By Steven Sandor | May 9, 2017
Kori Chilibeck and Matt Moreau work on the tea farm in Flatbush, Alta.
Edmontonians Matt Moreau and Kori Chilibeck are headed to a place you won’t find on Wikipedia itineraries.
On Wednesday, they’ll begin a journey to the former Soviet republic of Tajikistan. They’ll be there to ensure that the contributions made to the United Nations Food Programme by their social enterprise, Earth Group, are put to good use.
This year, profits raised by Earth Group through the sale of water, coffee and tea are slated to feed 400,000 kids. Over the last decade, Chilibeck and Moreau have travelled to various spots around the world – including Haiti, Kenya, Bolivia, Bangladesh and the Philippines – to make sure the funds that Earth Group raises translates into food for needy families.
“We both take zero salaries from this, and we both have other jobs,” says Moreau.
Their travels to Tajikistan will take them on beat-up old Russian planes, and on the road to within a few kilometres of the Afghan border.
Chilibeck said they targeted Tajikistan because, though it is located near some of the world’s most politically charged hotspots, it tends to get ignored by the media.
As well, being on the ground helps Moreau and Chilibeck better tell Earth Group’s story back at home. They already have distribution through IKEA and Safeway/Sobeys. London Drugs is coming on board.
“When we go to someone like IKEA to talk about ourselves, we need to be able to tell that story,” says Chilibeck.
Both Moreau and Chilibeck stress that Earth Group is a “social enterprise,” – that is, a company which shifts profits to help society at large – rather than a charity. They have expanded this year and are hiring staff. It’s a far cry from where the company started, out of a garage. Chilibeck says that in, the early days of the company, they regularly flirted with bankruptcy.

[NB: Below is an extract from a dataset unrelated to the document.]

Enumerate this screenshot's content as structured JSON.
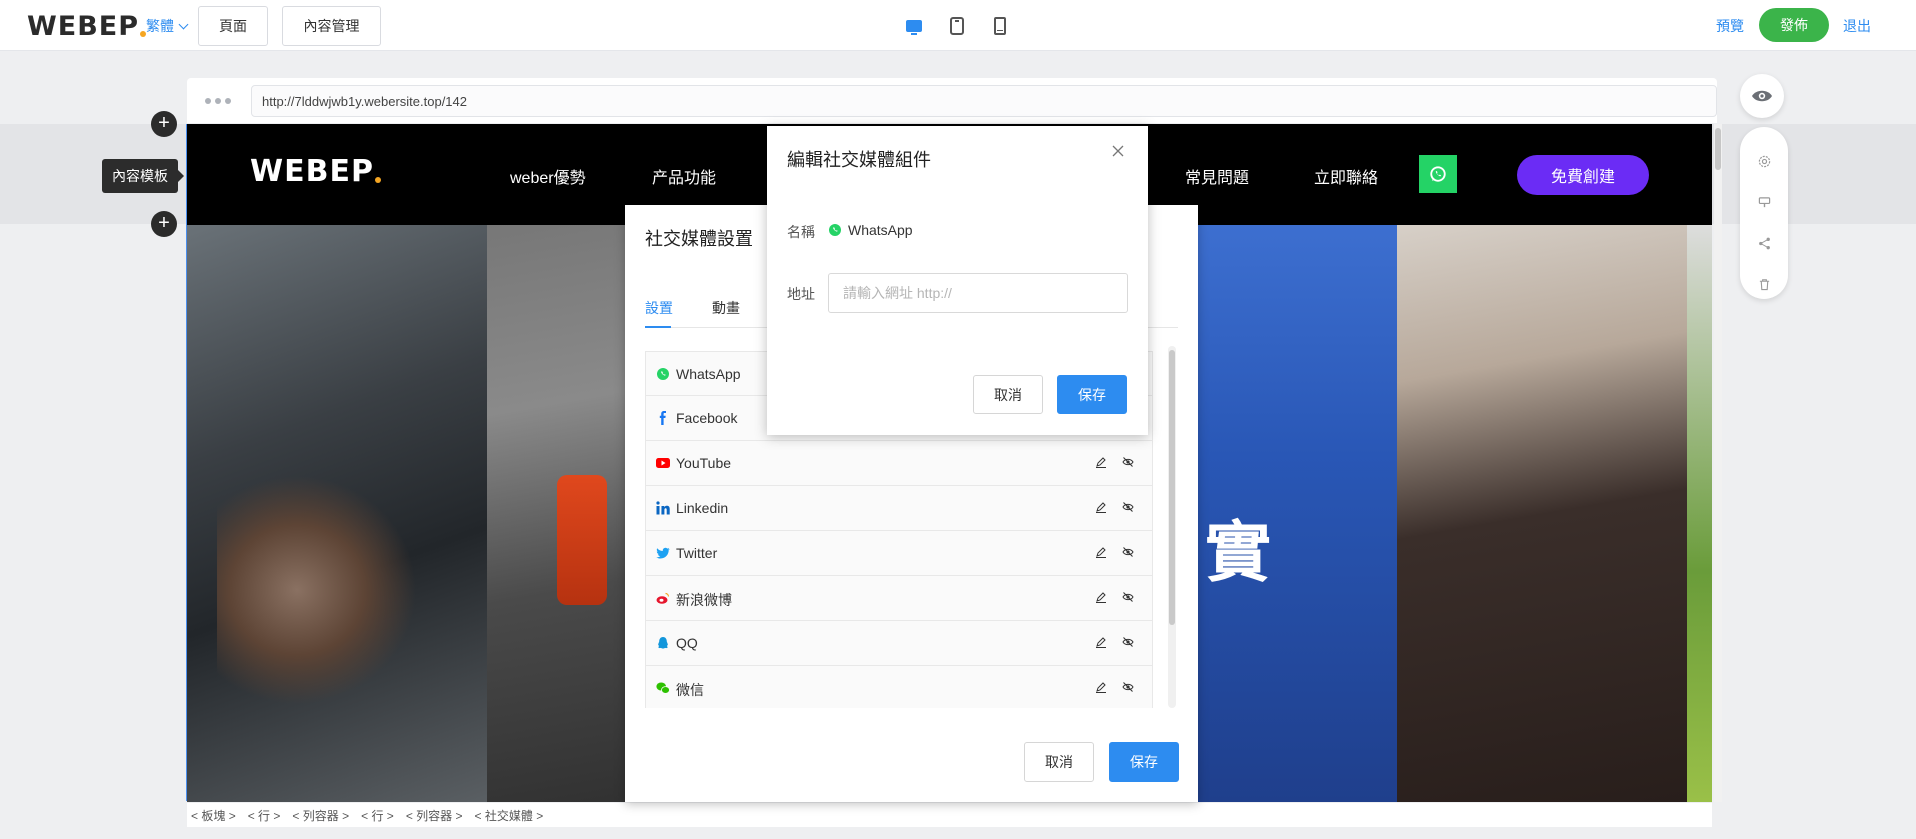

Earth Group’s tea is organic trade, and is grown in Flatbush, a hamlet near Westlock, Alta. The coffee is certified fair trade and organic, and inspectors regularly check suppliers in Honduras, Guatemala, Colombia and Peru.